Mr Omar brought a claim for unfair dismissal and wrongful dismissal, on the basis that he did not accept he had resigned. The employment tribunal disagreed with Mr Omar and found that his verbal resignation had been effective.

Mr Omar appealed to the EAT. The EAT found that the employment tribunal had been wrong in its application of the law and that it had failed to adequately consider the question of whether Mr Omar’s verbal resignation had been effective. The EAT has sent the case back to the employment tribunal for a full rehearing.

Heat of the moment principles

In its judgement the EAT set out the key issues to take into account for determining the effectiveness of both heat of the moment resignations and dismissals:

  • A notice of resignation or dismissal, once effectively given, cannot unilaterally be retracted – the other party would need to agree to any retraction.
  • Words of dismissal or resignation need to be looked at objectively. The subjective intention of the person giving notice is not relevant, while the subjective understanding of the recipient is relevant but not determinative.
  • It is not enough for the party giving notice to merely express an intention to dismiss or resign in the future – it has to be clear to the reasonable bystander, in the position of the recipient, that they are giving notice now.
  • The reasonable bystander, in the position of the recipient, would need to understand that the dismissal or resignation was “seriously meant”, “really intended” and “conscious and rational”.
  • The point in time at which the objective assessment must be carried out is the time at which the words were said.
  • Evidence as to what happened afterwards can be considered but only if it is relevant and casts light, objectively, on whether the resignation/dismissal was “really intended” at the time.
  • There will often be a fine line between a case where a resignation of dismissal was not “really intended” at the time, and one where someone did really intend to resign/dismiss at the time but has gone on to have a change of mind. It will be a question of fact in each case as to which side of the line the case falls.

What does this mean for schools?

This is a really helpful case, as it sets out a clear set of rules to help determine whether a resignation or dismissal given in the heat of the moment will stand. Staff in schools are under a lot of pressure and emotions can sometimes boil over. It will often be the case that an employee who resigns in the heat of the moment will want to retract their resignation once they have calmed down, and by applying the principles laid down in this case, schools can determine whether or not they are entitled to refuse to allow a retraction.

How can Moore Barlow help

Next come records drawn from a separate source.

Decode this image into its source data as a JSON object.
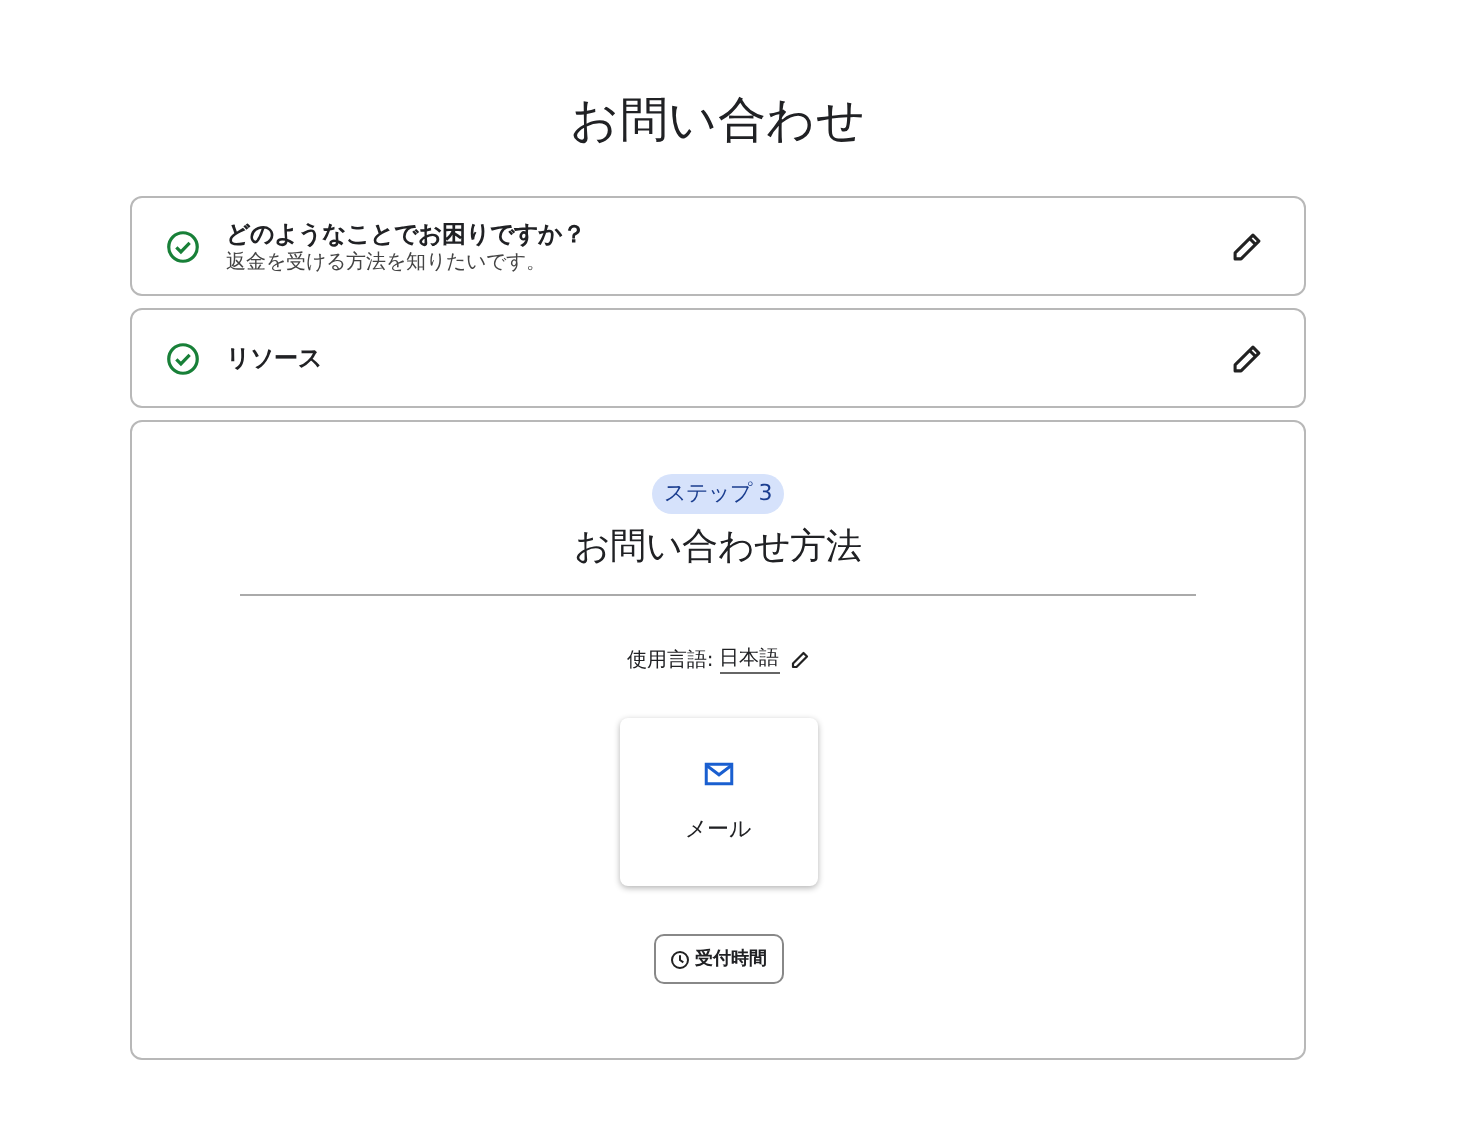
{
  "title": "お問い合わせ",
  "completed_steps": [
    {
      "title": "どのようなことでお困りですか？",
      "answer": "返金を受ける方法を知りたいです。",
      "completed": true
    },
    {
      "title": "リソース",
      "completed": true
    }
  ],
  "current_step": {
    "badge": "ステップ 3",
    "title": "お問い合わせ方法",
    "language_label": "使用言語:",
    "language": "日本語",
    "options": [
      {
        "label": "メール",
        "kind": "email"
      }
    ],
    "hours_button": "受付時間"
  }
}
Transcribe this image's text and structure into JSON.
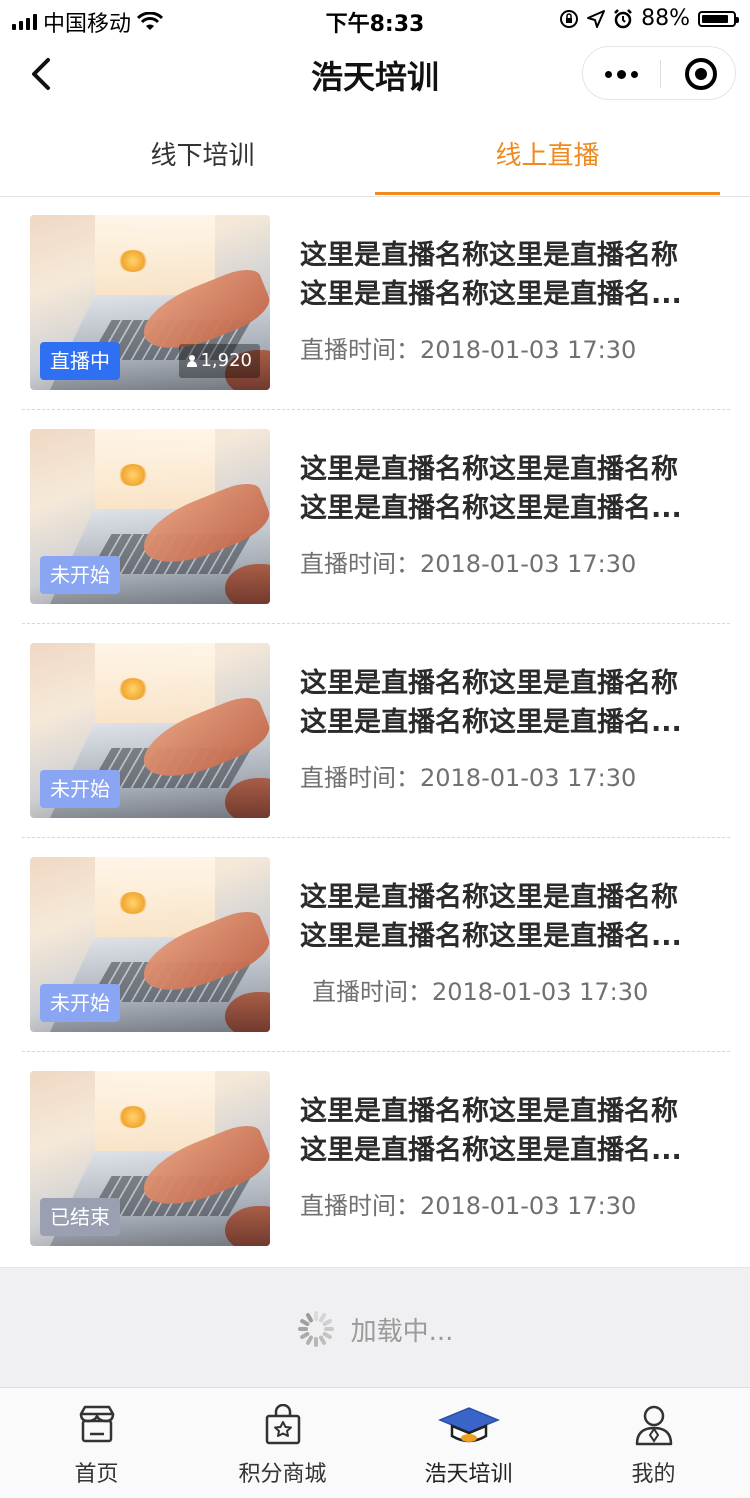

Disputes with employees require careful management and if any schools would like advice on how to manage a challenging situation with an employee. We have the expertise and experience to support independent schools of all sizes and profiles including groups of schools, on a wide range of issues including, Employment and HR advice. To find out more or to discuss your situation, please contact the Independent schools team.